WORK REQUEST >> Exact reproduction is required for all entries.

EXERCISE INPUT >>
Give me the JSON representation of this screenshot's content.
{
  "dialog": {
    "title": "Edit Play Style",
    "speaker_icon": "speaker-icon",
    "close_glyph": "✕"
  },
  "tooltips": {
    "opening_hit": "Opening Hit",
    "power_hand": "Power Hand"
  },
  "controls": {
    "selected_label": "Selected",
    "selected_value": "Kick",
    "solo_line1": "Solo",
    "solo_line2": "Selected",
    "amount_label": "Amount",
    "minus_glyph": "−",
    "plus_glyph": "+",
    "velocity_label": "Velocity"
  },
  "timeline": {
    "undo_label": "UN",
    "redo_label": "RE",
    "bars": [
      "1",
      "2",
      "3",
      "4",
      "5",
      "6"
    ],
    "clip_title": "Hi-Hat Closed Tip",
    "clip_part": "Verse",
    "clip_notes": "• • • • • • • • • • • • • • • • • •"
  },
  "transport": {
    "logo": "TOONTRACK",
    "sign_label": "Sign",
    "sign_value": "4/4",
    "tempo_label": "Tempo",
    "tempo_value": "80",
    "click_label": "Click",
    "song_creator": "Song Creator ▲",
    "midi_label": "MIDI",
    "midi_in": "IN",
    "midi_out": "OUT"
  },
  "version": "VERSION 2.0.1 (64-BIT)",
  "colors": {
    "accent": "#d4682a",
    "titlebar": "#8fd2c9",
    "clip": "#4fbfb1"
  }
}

EXPECTED ANSWER >>
Give me the JSON representation of this screenshot's content.
{
  "dialog": {
    "title": "Edit Play Style",
    "speaker_icon": "speaker-icon",
    "close_glyph": "✕"
  },
  "tooltips": {
    "opening_hit": "Opening Hit",
    "power_hand": "Power Hand"
  },
  "controls": {
    "selected_label": "Selected",
    "selected_value": "Kick",
    "solo_line1": "Solo",
    "solo_line2": "Selected",
    "amount_label": "Amount",
    "minus_glyph": "−",
    "plus_glyph": "+",
    "velocity_label": "Velocity"
  },
  "timeline": {
    "undo_label": "UN",
    "redo_label": "RE",
    "bars": [
      "1",
      "2",
      "3",
      "4",
      "5",
      "6"
    ],
    "clip_title": "Hi-Hat Closed Tip",
    "clip_part": "Verse",
    "clip_notes": "• • • • • • • • • • • • • • • • • •"
  },
  "transport": {
    "logo": "TOONTRACK",
    "sign_label": "Sign",
    "sign_value": "4/4",
    "tempo_label": "Tempo",
    "tempo_value": "80",
    "click_label": "Click",
    "song_creator": "Song Creator ▲",
    "midi_label": "MIDI",
    "midi_in": "IN",
    "midi_out": "OUT"
  },
  "version": "VERSION 2.0.1 (64-BIT)",
  "colors": {
    "accent": "#d4682a",
    "titlebar": "#8fd2c9",
    "clip": "#4fbfb1"
  }
}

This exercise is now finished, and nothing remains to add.